Jacques Gourde, the parliamentary secretary to the minister of National Revenue, said that CRA employees must abide by a strict code of conduct.

"Our government is committed to protecting its fiscal revenues from those who do not want to respect their obligations," Mr. Gourde said.

The CRA has said that between 2005 and 2007, three of Mr. Accurso's companies "funnelled close to $4.5-million" to two shell companies that issued fake invoices. Earlier this year, the CRA laid tax-evasion charges against Frank Bruno, owner of construction firm B.T. Céramique, accusing him of providing the fake invoices.

Court documents allege that when tax auditors started closing in on Mr. Bruno, one of his cousins, who worked for the CRA, proposed a "plan of action" to keep them at bay. According to the documents, Mr. Bruno opened a bank account containing $1.7-million in 2006 in the Bahamas with two CRA employees, including his cousin Adriano Furgiuele.

In addition, court documents filed earlier this year show the CRA rejected more than $1-million in research and development tax credits that Simard-Beaudry and Louisbourg claimed in previous years. A search warrant said that Mr. Furgiuele's brother Marcello was involved in the alleged scheme as the head of the Delvex Consulting Group.

Story continues below advertisement

An earlier online version of this story contained incorrect figures released by the Canada Revenue Agency. This version has been corrected.



Report an error Editorial code of conduct
Due to technical reasons, we have temporarily removed commenting from our articles. We hope to have this fixed soon. Thank you for your patience. If you are looking to give feedback on our new site, please send it along to feedback@globeandmail.com. If you want to write a letter to the editor, please forward to letters@globeandmail.com.

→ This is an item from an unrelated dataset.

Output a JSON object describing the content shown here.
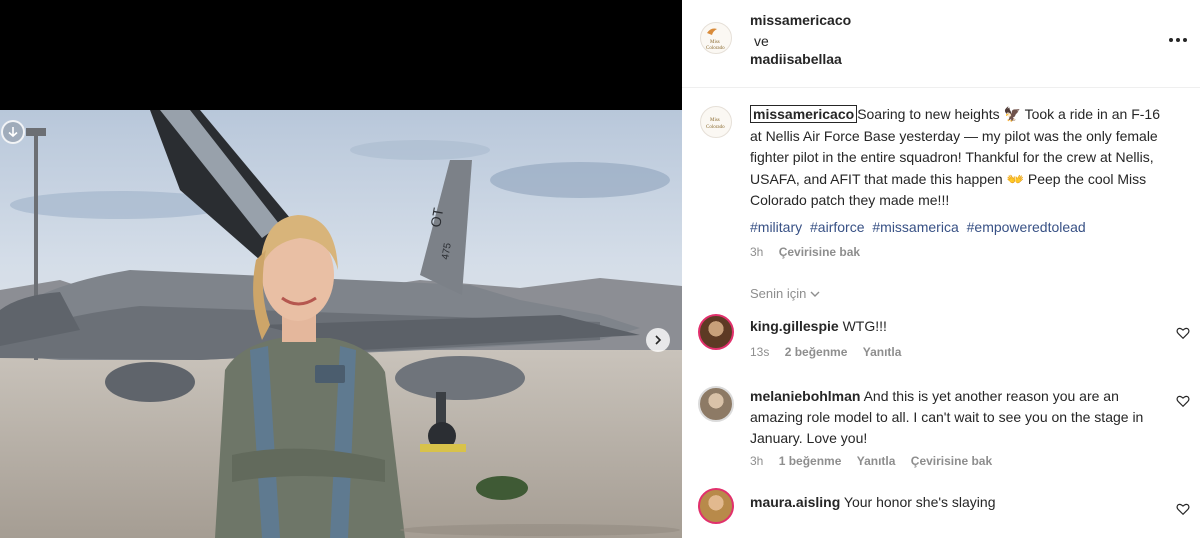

Welcome to The Globe and Mail’s comment community. This is a space where subscribers can engage with each other and Globe staff. Non-subscribers can read and sort comments but will not be able to engage with them in any way. Click here to subscribe.

If you would like to write a letter to the editor, please forward it to letters@globeandmail.com. Readers can also interact with The Globe on Facebook and Twitter .

Welcome to The Globe and Mail’s comment community. This is a space where subscribers can engage with each other and Globe staff. Non-subscribers can read and sort comments but will not be able to engage with them in any way. Click here to subscribe.

If you would like to write a letter to the editor, please forward it to letters@globeandmail.com. Readers can also interact with The Globe on Facebook and Twitter .

Welcome to The Globe and Mail’s comment community. This is a space where subscribers can engage with each other and Globe staff.

We aim to create a safe and valuable space for discussion and debate. That means:

  • Treat others as you wish to be treated
  • Criticize ideas, not people
  • Stay on topic
  • Avoid the use of toxic and offensive language
  • Flag bad behaviour

If you do not see your comment posted immediately, it is being reviewed by the moderation team and may appear shortly, generally within an hour.

We aim to have all comments reviewed in a timely manner.

Comments that violate our community guidelines will not be posted.

UPDATED: Read our community guidelines here

Discussion loading ...

To view this site properly, enable cookies in your browser. Read our privacy policy to learn more.
How to enable cookies